As explained by YouTube:
“To help you tailor your media and creative approach to the different ways consumers are engaging with YouTube, we’re introducing audio ads, our first ad format designed to connect your brand with audiences in engaged and ambient listening on YouTube. Audio ads, currently in beta, help you efficiently expand reach and grow brand awareness with audio-based creative and the same measurement, audience and brand safety features as your video campaigns.”
The addition makes sense – YouTube Music, for example, grew from 8 million active users in 2017, to more than 77 million actives by the end of 2019, and that audience has increased even more amid the pandemic. And with people also looking to tune into lectures, interviews and more in audio-only mode, providing a podcast-style ad option, utilizing YouTube’s existing ad targeting, could help brands connect with more interested audiences.
YouTube says that, in testing, it found that more than 75% of its audio ad campaigns “drove a significant lift in brand awareness”.
“One of our early testers, Shutterfly, used audio ads to influence purchase consideration among interested shoppers, driving above benchmark lifts of 14% lift in ad recall and 2% lift in favorability among their target audience.”
I mean, those are not mind-blowing numbers, but a double-digit lift in any category is significant.
At the same time, YouTube is also adding dynamic music lineups for ad targeting, which will enable advertisers to reach audiences based on music genres – like ‘Latin music’, ‘K-pop’, ‘hip-hop’ and ‘Top 100’. Brands will also be able to use music lineups to focus on moods or interests, like ‘fitness’.
“Music lineups and audio ads make it possible to be there, at scale, whether YouTube is being watched front and center or playing as the backdrop to daily life.”
Podcasts have seen a significant rise in recent years, and while YouTube is still primarily a video channel, it makes sense that those listening to podcasts have also sought out more audio content on other platforms, with YouTube hosting a range of content that can easily be consumed without the video element.
And then there’s music – YouTube says that music video streaming at an all-time high, with more than 50% of its logged-in viewers who consume music content, listening to more than 10 minutes of music daily.
These options will provide more ways to reach these listeners.
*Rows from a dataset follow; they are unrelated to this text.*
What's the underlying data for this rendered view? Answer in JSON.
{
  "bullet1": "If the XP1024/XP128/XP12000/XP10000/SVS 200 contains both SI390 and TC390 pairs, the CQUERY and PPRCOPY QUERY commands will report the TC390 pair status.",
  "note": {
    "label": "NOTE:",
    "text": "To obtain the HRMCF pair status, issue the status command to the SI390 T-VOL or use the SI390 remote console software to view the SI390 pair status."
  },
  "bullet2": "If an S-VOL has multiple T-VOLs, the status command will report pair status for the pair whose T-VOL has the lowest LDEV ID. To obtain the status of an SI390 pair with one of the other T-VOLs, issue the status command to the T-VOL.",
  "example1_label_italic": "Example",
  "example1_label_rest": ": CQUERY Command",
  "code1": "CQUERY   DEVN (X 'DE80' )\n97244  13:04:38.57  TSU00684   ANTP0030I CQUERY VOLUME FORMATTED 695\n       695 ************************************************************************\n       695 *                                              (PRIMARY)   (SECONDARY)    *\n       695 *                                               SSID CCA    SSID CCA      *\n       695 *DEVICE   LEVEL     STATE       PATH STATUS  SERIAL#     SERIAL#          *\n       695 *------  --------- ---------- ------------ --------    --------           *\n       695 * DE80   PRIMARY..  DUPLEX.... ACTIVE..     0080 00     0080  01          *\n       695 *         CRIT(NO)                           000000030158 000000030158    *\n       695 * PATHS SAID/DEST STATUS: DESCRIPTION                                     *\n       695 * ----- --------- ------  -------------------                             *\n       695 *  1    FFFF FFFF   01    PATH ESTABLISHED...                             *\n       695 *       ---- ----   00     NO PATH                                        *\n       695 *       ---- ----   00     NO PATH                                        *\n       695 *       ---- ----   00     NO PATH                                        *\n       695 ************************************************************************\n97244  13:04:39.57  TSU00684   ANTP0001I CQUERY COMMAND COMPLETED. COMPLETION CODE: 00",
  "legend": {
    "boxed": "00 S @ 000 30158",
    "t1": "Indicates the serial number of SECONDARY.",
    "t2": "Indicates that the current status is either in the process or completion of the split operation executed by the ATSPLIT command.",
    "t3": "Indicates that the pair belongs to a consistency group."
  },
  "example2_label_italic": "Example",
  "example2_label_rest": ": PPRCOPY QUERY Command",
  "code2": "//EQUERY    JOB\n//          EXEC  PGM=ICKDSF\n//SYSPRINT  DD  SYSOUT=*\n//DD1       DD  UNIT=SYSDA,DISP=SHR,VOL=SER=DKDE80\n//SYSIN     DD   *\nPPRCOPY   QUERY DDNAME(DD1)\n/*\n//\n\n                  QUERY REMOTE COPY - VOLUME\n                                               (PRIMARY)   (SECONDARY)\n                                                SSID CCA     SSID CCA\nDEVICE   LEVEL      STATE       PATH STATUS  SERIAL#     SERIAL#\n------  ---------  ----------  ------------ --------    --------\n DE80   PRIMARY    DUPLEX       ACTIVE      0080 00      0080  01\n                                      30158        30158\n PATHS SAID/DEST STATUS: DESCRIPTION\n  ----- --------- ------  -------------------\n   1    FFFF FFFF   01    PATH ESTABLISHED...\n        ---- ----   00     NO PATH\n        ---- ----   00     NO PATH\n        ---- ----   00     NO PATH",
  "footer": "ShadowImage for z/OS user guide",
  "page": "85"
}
Now we just need some more stats on the specific categories of YouTube content that are being consumed in audio mode, aside from music.